Jamshedpur : A herd elephants destroyed crops near a village inside Dalma wildlife sanctuary after making its way from neighbouring Bengal.
The herd comprising about 30 elephants, entered into Beldih village and destroyed paddy and also pulled down a mud wall near the village. Dalma range officer Mangal Kachhap confured the incident.
Rampaging herds of tuskers in the villages are forcing innocent tribal to spend sleepless nights. In an area that boasts of a forest cover of 30 percent, the human-animal conflict is major concern of the people. In past one week cases of elephant’s regularly damaging standing crops have shot up.
“I am in state of shock I had planted paddy on a patch of four acres of land this monsoon, and was expecting to harvest a good crop sometime around October-November, but a herd of elephants spoilled everything.
The herd has not only stomached the young plants, but also trampled the entire field,” said Kisku Soren, a resident of village.
Mahto said that last year drought had brought misery across the region, causing most of the villagers under Bhilaipahadi to get squarely indebted. “I had figured out that this time there was all chances of harvesting a good crop so that I may be able to pay back the loans. But my condition seems to have returned to the square one,” said the villager.
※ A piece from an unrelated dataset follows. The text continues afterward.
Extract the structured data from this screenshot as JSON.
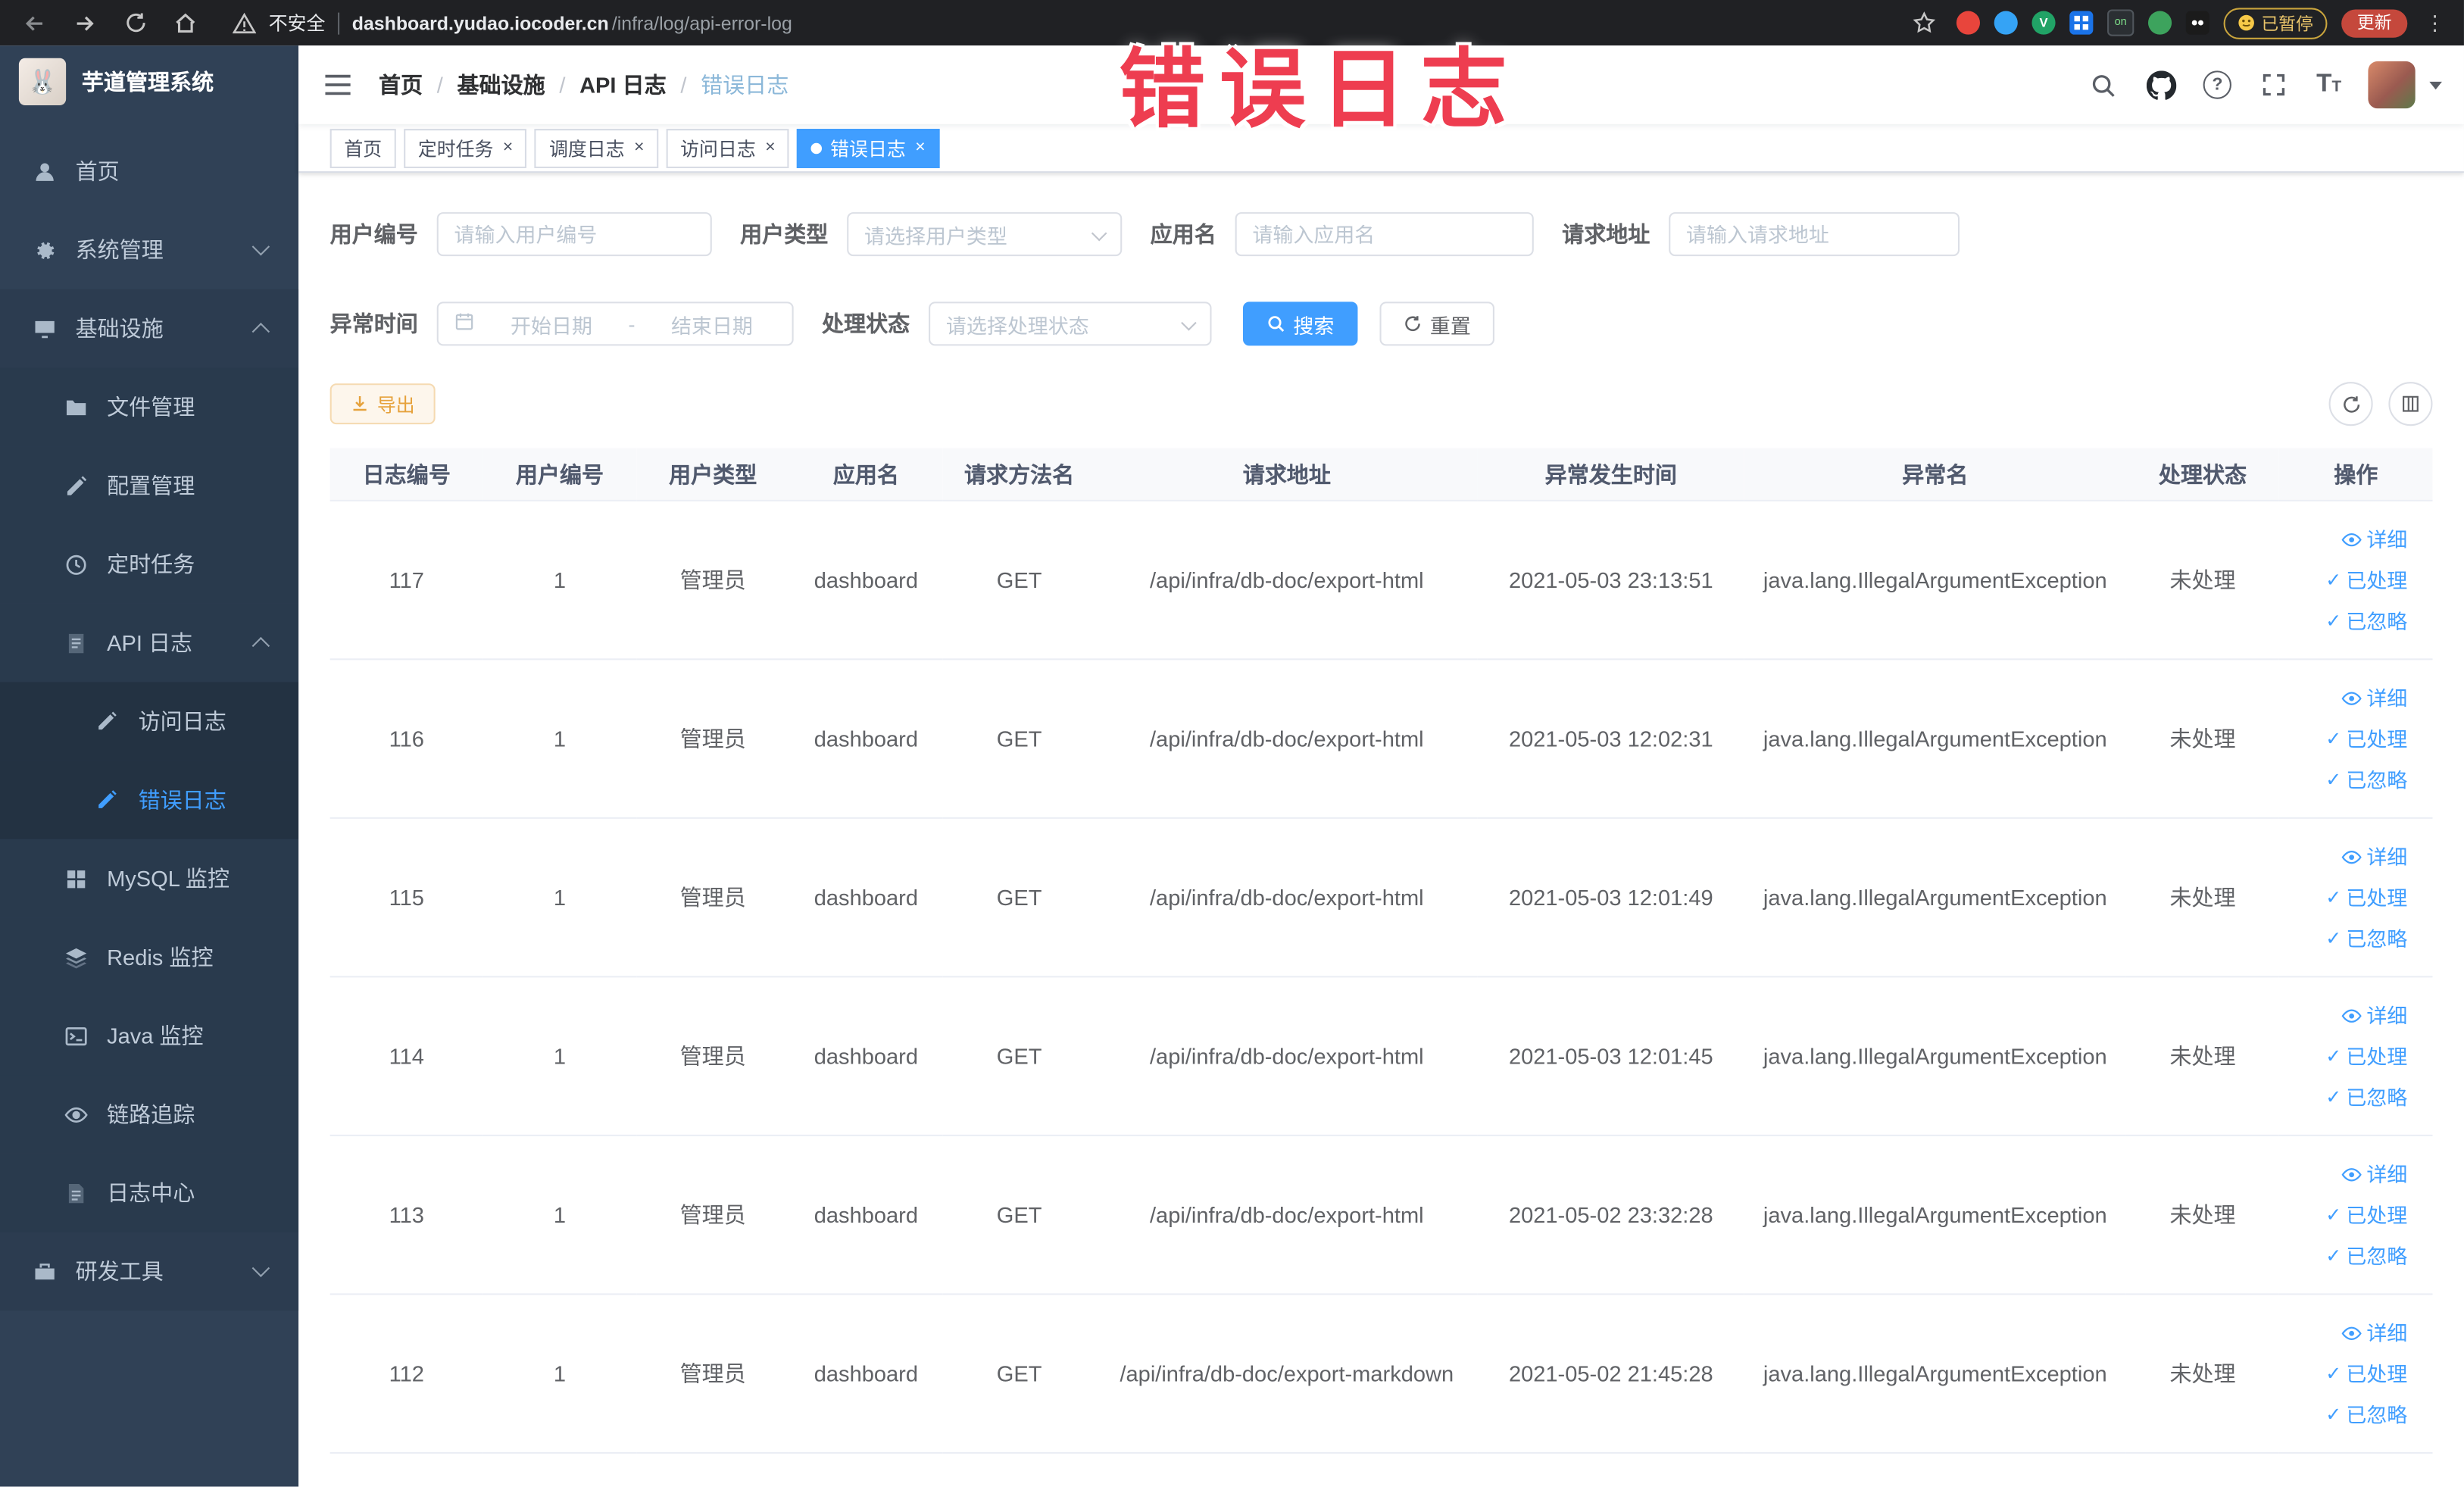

There are about three more villagers who have fallen victim to the wild elephants who love to eat the young paddy field. After the trampling of the crops, the people of adjoining villagers are apprehensive of similar phenomena at the paddy field in their villages and are mobilised supports to take preventive measures before it is too late.
A forest office said the wild elephants destroyed the paddy crops which was ready for the harvesting. He said a herd of tuskers has strayed into a village.
He pointed out that he was going to take corrective measures immediately so that the elephants may not destroy any more of the paddy crops by straying into the human habitats in the foothills of Dalma.
“As we cannot stop the elephants from migrating from one jungle to another, but can safeguard the villages from the tuskers’ attack on the villages as well as the paddy fields, we have set up separate teams for tuskers- driving wherever the chances of the menace is maximum,” said another forest official.
People are in state of havoc due to such menace. Sometimes villagers migrate to safer places for a week or more to avoid the sudden night-time attacks of the wild elephant herds.